The ‘fear’ of missing out may come from a deep belief that we don’t think we’re enough.
We’re bombarded by social media posts showing us experiences we ‘should’ be achieving, shops telling us to buy items that will make us look and feel better, our community encouraging us to live by their expectations and timelines.
“I encourage you to willingly ‘miss out’ – this takes practice. We need to find our own balance and fill our life with people, things and experiences that really resonate with who we are and what we uniquely want from life,” explains Isabella Venour, Mindset & Marketing Coach.
1. Limits are fulfilling
“A life with limits can be more fulfilling; it allows us to focus on what really matters to the environment and us. Rather than focusing on what we’re not doing, let’s celebrate what we are,” explains Isabella Venour.
2. Live in the present
Psychologist and Psychotherapist Corinne Sweet working in association with ThinkWell-LiveWell, the new mindfulness toolkit for practical people explains why we’re struggling to slow down and relax, “We are finding it hard to slow down and relax due to the increased pace of life at work, home, socially.
Constant social media updates, 24/7 news feeds, shops open all hours. Flexible working and zero-hour contracts mean old boundaries have melted and we are ‘on’ continuously.
To prevent burnout we need to pace ourselves on a human scale. We need to eat well, sleep adequately, wind down, take exercise, moderate addictive pulls (limit alcohol, caffeine), and learn basic mindfulness techniques to live more in the present.”
3. Can help rekindle your relationship
Communication is key for not only a happy relationship but also a sexy one – if you’re spending your time and energy trying to please friends, work colleagues, social media followers, family and everyone else, this could get in the way of your love life.
“Relationship troubles can contribute to loss of sexual desire. If you don’t feel listened to, respected or important it is natural to respond with resentment and this can dampen libido.
It’s important to open the lines of communication with your partner, so that anger can be expressed in places other than the bedroom.
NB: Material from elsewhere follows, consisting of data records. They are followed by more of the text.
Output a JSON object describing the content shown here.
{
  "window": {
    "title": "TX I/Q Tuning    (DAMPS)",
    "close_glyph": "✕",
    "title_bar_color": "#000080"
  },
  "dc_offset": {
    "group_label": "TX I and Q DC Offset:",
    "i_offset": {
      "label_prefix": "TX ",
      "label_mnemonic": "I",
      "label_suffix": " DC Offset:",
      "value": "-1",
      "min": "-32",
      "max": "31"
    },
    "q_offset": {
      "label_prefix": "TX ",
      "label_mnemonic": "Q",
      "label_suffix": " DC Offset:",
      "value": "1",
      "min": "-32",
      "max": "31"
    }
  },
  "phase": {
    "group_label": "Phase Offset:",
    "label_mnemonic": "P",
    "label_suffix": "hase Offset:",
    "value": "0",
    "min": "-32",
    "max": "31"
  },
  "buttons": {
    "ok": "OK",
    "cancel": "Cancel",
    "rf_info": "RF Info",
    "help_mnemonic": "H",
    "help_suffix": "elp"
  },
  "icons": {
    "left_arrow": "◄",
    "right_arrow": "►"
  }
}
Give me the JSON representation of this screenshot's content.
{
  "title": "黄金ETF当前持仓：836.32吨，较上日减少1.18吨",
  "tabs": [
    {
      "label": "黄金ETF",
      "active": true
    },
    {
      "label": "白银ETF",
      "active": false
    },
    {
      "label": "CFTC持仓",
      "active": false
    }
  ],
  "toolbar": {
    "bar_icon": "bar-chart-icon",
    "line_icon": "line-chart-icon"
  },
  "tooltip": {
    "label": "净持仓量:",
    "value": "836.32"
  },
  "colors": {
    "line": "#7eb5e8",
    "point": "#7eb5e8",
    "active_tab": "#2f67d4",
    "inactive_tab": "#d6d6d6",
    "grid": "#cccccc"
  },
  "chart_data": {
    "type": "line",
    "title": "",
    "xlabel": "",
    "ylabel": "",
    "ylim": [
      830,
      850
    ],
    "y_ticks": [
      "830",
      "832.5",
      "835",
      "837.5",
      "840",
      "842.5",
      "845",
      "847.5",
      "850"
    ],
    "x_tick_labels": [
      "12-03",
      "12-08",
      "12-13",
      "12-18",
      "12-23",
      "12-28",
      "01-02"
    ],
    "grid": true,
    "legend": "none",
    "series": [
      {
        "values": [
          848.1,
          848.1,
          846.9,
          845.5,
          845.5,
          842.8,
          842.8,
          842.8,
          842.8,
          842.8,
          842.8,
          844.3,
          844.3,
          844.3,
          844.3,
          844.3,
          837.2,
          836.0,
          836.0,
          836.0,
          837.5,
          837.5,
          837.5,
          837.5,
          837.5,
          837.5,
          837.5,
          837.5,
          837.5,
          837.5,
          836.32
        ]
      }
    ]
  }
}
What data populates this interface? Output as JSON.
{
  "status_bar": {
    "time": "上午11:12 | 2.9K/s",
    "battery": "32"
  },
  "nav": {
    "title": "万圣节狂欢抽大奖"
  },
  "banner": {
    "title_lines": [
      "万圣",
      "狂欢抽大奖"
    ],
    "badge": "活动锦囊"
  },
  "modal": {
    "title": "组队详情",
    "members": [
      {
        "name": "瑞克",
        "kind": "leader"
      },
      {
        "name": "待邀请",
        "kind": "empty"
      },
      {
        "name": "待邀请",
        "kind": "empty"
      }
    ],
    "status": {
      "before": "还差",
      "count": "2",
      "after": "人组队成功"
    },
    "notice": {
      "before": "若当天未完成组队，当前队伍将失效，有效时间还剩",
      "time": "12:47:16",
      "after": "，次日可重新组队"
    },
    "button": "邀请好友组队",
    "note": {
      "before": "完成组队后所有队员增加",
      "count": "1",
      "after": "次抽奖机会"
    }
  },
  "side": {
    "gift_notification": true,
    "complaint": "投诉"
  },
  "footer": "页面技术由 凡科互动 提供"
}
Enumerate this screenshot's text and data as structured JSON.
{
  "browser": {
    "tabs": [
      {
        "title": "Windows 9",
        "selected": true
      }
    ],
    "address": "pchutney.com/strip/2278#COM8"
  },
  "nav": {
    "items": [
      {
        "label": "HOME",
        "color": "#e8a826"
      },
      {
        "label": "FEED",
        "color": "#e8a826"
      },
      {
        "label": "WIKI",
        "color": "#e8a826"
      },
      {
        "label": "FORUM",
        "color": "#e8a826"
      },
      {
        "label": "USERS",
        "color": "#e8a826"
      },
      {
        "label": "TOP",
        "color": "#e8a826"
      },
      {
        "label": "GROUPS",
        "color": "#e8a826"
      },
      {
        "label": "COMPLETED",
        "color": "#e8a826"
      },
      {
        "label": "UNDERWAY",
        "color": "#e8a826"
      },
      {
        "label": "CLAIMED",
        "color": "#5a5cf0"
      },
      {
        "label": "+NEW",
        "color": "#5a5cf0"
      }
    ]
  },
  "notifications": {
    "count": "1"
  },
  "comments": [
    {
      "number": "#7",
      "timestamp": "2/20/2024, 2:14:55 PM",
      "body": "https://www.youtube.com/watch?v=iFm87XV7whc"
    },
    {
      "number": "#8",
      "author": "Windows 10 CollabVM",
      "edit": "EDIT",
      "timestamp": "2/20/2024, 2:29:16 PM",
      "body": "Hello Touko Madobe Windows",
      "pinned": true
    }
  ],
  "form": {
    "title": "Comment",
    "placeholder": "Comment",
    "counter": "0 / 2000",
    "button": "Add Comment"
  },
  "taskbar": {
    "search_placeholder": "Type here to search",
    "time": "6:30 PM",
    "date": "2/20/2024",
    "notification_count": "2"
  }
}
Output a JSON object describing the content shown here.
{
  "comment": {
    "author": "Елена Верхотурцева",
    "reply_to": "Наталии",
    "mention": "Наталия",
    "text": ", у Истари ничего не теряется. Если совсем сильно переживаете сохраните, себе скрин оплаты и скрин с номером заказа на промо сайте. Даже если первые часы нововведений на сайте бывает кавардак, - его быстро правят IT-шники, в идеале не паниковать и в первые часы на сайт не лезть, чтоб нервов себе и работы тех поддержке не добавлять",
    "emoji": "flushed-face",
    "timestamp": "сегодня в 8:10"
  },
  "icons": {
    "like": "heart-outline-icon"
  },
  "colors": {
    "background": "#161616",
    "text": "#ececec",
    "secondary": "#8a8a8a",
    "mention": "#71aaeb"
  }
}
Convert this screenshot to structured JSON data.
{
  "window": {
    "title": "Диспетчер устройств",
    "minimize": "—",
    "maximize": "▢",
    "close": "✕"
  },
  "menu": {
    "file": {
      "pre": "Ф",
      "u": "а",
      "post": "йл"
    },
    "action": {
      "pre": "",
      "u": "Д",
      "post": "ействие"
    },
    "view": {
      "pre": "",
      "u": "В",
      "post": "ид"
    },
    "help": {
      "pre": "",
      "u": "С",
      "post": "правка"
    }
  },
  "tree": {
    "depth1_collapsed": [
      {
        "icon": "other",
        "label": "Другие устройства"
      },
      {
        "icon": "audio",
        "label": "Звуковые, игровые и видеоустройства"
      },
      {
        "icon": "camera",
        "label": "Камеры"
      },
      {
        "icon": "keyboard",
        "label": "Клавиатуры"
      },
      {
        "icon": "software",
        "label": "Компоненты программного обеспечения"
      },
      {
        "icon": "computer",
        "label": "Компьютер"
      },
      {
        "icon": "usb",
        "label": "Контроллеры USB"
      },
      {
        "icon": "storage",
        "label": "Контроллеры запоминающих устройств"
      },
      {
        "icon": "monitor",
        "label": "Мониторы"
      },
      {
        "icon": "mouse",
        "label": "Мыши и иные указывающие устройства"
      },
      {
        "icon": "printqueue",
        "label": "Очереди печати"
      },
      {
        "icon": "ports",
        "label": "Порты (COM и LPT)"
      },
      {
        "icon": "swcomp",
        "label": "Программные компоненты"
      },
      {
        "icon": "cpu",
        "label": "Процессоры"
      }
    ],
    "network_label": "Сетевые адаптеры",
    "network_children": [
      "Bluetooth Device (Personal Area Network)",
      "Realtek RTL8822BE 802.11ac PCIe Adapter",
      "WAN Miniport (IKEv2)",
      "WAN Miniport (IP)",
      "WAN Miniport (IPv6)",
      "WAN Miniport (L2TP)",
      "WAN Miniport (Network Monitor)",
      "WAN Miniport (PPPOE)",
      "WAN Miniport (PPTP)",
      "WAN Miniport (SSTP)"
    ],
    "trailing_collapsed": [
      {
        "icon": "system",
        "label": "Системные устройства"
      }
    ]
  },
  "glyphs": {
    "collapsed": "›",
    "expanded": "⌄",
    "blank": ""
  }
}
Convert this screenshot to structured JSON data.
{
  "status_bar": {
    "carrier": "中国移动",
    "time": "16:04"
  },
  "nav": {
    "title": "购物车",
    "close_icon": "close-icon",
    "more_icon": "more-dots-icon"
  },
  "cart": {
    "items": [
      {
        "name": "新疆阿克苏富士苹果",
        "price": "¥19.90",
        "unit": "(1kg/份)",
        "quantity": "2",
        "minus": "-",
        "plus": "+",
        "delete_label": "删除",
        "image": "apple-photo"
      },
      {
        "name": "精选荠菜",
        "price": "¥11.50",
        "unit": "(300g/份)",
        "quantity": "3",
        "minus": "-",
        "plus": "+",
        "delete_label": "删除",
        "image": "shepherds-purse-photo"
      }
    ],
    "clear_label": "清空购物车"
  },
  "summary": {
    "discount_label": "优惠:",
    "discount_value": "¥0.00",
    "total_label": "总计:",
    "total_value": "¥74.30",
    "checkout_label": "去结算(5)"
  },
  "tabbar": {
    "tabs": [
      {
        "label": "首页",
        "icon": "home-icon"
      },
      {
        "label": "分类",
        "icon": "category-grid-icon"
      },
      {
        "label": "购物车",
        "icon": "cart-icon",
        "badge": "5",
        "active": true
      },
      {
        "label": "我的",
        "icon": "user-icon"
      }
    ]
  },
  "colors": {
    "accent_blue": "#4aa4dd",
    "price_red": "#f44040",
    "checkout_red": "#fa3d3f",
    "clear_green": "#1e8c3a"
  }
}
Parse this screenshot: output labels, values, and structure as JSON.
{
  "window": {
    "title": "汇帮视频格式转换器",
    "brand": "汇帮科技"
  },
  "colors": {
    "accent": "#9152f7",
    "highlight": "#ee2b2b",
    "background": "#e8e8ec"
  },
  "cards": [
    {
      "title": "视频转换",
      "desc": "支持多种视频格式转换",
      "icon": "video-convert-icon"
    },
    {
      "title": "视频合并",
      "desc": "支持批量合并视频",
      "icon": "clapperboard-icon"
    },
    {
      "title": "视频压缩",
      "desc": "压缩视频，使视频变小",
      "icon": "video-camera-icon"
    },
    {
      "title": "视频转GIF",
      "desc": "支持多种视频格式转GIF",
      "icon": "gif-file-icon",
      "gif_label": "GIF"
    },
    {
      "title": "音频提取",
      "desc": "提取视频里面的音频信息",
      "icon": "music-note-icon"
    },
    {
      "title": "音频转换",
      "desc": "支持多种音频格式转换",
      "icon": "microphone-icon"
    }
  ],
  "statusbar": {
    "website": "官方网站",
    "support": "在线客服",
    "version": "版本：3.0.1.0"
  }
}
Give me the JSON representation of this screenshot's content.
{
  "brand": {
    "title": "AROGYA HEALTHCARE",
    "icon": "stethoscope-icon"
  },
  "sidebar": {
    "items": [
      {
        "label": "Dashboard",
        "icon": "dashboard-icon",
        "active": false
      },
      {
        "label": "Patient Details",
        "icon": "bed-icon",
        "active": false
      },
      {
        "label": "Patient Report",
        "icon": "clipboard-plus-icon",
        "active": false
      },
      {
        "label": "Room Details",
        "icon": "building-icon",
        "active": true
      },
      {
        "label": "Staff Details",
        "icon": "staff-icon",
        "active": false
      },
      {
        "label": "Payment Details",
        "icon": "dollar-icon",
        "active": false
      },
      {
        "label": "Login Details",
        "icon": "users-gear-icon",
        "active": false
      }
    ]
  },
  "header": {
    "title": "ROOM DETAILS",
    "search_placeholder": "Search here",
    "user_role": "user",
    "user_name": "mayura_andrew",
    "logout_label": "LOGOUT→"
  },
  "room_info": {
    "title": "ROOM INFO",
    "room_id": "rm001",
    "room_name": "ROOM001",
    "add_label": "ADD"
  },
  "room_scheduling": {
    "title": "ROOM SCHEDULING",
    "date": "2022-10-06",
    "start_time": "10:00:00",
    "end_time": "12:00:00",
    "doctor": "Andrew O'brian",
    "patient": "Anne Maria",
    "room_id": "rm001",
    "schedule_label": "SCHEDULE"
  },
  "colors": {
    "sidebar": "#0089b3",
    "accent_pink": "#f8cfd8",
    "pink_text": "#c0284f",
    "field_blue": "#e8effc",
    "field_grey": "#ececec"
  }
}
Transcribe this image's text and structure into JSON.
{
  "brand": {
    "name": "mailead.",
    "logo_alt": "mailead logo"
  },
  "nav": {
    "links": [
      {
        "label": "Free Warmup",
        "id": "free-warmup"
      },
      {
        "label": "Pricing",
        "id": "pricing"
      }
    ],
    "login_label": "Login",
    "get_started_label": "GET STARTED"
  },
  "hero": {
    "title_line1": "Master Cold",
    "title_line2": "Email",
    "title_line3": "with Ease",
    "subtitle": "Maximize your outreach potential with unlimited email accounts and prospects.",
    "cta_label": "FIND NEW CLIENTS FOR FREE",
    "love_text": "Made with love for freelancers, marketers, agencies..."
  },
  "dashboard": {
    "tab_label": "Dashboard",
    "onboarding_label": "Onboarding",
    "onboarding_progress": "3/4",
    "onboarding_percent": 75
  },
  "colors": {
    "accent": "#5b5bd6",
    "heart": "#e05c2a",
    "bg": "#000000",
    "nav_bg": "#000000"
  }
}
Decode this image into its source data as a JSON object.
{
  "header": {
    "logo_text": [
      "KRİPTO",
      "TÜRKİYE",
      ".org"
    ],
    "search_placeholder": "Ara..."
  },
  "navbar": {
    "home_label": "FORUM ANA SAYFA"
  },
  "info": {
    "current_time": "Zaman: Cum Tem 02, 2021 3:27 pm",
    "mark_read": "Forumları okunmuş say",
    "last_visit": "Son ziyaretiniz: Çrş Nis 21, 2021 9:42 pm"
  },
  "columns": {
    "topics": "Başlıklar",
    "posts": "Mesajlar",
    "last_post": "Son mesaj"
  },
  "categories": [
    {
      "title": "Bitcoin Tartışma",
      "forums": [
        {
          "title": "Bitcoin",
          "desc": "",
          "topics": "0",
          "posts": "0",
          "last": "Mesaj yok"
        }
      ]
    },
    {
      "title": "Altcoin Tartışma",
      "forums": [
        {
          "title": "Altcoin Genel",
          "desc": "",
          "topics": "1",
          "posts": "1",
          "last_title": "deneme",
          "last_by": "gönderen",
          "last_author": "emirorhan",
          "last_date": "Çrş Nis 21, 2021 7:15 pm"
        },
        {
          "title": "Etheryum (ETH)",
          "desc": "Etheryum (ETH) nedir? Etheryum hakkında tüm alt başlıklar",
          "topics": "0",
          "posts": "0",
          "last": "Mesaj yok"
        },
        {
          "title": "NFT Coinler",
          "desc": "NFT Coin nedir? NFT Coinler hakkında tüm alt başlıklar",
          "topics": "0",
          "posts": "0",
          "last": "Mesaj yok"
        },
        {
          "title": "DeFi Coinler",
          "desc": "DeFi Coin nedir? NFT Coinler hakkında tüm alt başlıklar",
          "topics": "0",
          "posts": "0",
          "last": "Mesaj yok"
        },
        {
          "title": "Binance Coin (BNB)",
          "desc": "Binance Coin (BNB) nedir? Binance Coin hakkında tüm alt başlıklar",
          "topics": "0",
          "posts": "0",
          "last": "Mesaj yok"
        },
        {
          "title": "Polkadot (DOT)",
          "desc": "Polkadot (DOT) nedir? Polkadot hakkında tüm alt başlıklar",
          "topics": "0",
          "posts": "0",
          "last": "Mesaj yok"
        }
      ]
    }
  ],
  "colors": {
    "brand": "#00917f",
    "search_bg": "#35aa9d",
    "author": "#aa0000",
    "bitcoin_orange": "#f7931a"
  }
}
There’s no point in trying to have a meaningful, serious conversation when you are waiting for the plumber to come, or the kids are still up.
Set aside talk time and respect it. Turn off all phones and unplug the TV. Put a little relaxing music on, if you like – something you both enjoy,” explains Dr. Marilyn Glenville, the UK’s leading nutritionist (www.marilynglenviile.com) and author of The Natural Health Bible for Women.
4. More time to cuddle your pet
“There is a great evidence that having a pet boosts overall health by reducing stress, increasing immunity, improving mood, making us more sociable, increasing fitness and staving off heart disease and major mood disorders,” explains Alix Woods.
5. Time to acknowledge your blessings
“Gratitude is the ultimate mood alchemist. We can tap into it by anchoring the mind on what’s going well, trying the ‘count your blessings’ track in ThinkWell-LiveWell (£8 a month, www.thinkwell-livewell.com) or simply by putting aside the ‘to do’ list and acknowledging what ‘got done’ instead,” advises Qualified Psychologist, working with ThinkWell-LiveWell (www.thinkwell-livewell.com), Suzy Reading.
6. Focus on self-care
“Self-care gives us access to a better version of ourselves. Proactively tending to yourself with self-care gives you the best possible chance of being the person you aspire to be, behaving in way contingent with your values, boosting our self-esteem and the health of our relationships,” recommends Suzy Reading.
7. Better sleep
Missing out on Instagram? No FOMO over her just a better night’s sleep – “Blue light can delay melatonin output a key hormone involved with the sleep-wake cycle.
Key offenders are phones, laptops and the TV. I am not the best sleeper and have seen a huge shift in the quality of my sleep since I stopped scrolling on my phone before bed. I now read a novel before bed,” explains Leading London Nutritionist, Lily Soutter (www.lilysoutternutrition.com)